By Rev. Jonathan Rogers
At its core, “community ministry” rests on the idea that instead of people being brought to church, church should be brought to the people. Historically, this concept has always been a part of Unitarian Universalism. Joseph Tuckerman was a Unitarian minister who cared and advocated for the poor in Boston in the 1820s, including regularly visiting the imprisoned. He became known as the “father of American social work.” Though less famous than his friend and Harvard classmate, William Ellery Channing, Tuckerman exemplified philanthropic liberal Christianity in his era.
In the early 1900s, Unitarian John Haynes Holmes and Universalist Clarence Skinner collaborated to form the Community Churches of New York and Boston, which still exist today. Holmes went so far as to resign his fellowship from the American Unitarian Association, writing “Now, the community, which is the common life, unites, while the denomination, which is of sectarian interest, divides. Why not, therefore, a community instead of a Unitarian church?” Holmes was also a founding member of the NAACP and the ACLU, led one of the most integrated mid-century Unitarian churches, and was a long-time ally of Black Unitarian pioneer Egbert Ethelred Brown.

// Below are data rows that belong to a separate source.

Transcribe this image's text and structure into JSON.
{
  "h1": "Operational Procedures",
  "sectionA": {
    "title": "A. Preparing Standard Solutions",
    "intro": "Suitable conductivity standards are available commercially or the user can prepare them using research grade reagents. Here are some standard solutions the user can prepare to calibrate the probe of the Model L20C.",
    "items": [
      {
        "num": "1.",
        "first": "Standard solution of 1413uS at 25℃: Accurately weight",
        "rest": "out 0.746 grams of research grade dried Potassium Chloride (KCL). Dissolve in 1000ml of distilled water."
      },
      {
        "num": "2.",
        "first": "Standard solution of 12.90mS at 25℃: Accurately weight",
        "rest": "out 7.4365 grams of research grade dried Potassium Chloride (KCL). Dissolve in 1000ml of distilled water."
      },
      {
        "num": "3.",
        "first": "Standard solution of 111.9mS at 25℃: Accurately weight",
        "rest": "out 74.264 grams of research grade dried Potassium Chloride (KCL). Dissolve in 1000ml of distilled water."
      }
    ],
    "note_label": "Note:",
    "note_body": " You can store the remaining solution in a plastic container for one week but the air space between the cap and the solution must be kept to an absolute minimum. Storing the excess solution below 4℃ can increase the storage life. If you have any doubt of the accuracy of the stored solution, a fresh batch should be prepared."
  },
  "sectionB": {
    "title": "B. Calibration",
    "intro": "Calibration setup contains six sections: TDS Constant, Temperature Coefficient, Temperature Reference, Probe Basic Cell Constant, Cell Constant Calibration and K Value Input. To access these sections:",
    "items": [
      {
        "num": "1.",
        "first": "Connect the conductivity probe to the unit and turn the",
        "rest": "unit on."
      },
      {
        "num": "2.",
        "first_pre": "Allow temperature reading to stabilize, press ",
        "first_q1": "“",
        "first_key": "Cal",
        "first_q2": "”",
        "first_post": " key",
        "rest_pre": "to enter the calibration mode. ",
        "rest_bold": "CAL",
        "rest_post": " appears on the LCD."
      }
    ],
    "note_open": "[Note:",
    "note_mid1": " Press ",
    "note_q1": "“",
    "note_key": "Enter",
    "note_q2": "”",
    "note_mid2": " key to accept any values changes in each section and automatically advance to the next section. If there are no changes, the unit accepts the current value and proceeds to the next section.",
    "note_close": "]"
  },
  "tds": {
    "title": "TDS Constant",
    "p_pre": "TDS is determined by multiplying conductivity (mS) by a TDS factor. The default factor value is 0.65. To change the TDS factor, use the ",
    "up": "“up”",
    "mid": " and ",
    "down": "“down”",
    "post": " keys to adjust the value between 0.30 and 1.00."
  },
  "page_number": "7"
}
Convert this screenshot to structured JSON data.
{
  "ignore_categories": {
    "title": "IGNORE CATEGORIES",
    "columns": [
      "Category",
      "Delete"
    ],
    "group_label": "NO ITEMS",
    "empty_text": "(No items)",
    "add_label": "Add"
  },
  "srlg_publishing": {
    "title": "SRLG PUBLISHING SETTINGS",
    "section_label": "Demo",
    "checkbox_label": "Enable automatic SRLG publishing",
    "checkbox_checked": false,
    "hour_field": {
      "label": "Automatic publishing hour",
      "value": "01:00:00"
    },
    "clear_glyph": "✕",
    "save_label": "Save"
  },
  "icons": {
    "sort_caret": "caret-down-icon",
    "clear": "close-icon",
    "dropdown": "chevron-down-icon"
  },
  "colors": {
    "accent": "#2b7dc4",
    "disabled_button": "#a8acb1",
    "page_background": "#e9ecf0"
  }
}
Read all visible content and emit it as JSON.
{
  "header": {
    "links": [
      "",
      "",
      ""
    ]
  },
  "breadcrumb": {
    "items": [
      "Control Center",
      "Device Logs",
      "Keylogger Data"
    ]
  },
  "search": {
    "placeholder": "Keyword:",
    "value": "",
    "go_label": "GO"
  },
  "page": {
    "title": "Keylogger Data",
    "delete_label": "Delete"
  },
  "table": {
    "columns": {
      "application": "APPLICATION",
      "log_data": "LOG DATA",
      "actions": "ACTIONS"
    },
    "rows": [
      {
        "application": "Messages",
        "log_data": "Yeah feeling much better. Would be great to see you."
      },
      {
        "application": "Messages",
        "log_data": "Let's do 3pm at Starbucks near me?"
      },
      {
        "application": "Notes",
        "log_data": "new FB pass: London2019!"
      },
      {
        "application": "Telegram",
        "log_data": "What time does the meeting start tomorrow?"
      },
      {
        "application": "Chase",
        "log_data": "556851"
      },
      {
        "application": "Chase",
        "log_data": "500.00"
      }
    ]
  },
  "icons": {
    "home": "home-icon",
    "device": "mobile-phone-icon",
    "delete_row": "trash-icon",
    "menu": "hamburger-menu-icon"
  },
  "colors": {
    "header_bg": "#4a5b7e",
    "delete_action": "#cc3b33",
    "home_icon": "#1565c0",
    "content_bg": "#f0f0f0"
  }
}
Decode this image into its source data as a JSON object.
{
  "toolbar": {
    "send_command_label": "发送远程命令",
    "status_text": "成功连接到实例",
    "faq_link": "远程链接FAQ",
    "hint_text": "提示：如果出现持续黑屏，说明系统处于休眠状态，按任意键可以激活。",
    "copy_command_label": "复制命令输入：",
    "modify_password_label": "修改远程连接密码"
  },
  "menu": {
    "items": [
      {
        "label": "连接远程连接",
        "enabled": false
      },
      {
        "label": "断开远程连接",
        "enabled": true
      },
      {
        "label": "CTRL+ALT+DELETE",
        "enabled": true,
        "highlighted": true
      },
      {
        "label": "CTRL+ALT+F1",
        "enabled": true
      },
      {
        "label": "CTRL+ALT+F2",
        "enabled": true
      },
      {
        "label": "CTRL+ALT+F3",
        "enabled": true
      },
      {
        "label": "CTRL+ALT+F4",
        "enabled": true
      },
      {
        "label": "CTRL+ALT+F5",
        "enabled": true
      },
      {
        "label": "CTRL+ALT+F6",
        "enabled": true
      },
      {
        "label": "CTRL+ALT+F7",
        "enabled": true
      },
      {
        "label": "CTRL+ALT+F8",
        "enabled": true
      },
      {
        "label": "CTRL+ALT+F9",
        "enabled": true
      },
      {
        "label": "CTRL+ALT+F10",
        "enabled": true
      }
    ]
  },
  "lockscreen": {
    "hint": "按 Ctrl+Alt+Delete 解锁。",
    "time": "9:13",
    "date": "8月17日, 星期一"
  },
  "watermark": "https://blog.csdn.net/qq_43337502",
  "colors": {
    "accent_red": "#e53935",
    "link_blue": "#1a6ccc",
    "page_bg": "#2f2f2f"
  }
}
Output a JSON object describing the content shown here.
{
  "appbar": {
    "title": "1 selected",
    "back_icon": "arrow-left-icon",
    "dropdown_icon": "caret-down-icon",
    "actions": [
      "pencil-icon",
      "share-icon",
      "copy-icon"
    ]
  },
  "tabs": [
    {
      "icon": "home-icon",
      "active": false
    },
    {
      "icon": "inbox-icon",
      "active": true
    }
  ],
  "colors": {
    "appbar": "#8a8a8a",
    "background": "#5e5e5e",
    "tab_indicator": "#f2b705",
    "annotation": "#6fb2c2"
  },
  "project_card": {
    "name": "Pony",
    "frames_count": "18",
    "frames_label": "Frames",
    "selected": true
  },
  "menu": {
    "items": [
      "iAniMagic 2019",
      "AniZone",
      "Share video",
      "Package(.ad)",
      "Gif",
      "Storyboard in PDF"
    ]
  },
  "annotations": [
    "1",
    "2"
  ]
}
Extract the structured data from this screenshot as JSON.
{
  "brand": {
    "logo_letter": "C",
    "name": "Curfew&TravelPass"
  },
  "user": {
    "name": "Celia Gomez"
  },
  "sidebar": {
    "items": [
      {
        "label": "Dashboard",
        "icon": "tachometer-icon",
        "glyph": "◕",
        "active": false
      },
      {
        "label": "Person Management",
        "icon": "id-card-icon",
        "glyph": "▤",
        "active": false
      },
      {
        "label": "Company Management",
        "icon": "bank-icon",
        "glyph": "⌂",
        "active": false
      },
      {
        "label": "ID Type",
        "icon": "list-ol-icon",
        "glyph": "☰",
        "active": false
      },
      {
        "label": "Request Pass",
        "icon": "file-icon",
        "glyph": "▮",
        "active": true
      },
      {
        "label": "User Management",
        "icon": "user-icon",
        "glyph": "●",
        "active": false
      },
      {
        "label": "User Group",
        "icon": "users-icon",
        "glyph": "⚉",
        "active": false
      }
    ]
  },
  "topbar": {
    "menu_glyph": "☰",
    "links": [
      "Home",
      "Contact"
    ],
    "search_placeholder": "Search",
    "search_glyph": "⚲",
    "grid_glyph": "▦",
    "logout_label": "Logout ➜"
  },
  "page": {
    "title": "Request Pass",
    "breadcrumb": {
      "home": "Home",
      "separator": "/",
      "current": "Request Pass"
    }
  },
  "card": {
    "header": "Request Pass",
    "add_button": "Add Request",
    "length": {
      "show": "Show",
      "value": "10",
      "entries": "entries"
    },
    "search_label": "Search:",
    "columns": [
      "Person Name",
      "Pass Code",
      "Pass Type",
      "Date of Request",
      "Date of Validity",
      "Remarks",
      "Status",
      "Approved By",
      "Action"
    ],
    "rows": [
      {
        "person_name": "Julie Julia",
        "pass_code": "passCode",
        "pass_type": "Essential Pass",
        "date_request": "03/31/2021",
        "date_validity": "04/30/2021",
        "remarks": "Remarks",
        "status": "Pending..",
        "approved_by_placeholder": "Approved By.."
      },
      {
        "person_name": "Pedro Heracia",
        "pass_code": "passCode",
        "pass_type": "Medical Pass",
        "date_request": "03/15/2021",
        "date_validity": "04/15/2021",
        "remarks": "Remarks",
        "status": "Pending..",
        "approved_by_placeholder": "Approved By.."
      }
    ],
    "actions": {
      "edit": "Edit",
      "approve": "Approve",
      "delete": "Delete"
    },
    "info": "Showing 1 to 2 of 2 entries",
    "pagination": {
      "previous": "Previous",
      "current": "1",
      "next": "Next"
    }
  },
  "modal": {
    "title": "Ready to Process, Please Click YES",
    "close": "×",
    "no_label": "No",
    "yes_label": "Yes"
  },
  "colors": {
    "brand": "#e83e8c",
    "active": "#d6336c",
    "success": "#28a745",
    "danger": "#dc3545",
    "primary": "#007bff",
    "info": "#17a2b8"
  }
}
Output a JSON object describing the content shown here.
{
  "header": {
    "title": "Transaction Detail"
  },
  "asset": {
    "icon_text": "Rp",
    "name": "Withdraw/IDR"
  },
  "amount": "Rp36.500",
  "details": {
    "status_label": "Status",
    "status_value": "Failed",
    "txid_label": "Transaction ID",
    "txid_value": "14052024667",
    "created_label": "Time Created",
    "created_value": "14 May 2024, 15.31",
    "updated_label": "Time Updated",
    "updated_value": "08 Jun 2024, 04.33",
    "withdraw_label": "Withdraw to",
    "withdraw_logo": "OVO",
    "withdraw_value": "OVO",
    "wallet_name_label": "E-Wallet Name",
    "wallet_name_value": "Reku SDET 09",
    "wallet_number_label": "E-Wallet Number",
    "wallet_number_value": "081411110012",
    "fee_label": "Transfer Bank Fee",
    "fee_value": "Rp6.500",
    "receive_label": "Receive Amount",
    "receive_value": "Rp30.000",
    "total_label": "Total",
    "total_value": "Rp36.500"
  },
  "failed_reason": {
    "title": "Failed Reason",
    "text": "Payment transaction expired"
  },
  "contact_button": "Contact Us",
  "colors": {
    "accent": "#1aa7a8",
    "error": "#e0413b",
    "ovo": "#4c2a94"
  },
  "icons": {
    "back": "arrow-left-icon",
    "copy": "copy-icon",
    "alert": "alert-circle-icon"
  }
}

For a faith to remain relevant and thriving, its leaders must be engaged with the greater world, providing care and advocacy for those most in need. Each generation needs new communities willing to point the way for movements at large, reinvigorating the traditions that gave birth to them. I believe that Abundant LUUv can be such a congregation. In Holmes’ words: “we may ever have the task of making our [faith] in this place of so new and wonderful a character that this body to which we are bound, may itself become transfigured by the service we perform for God and [humanity].”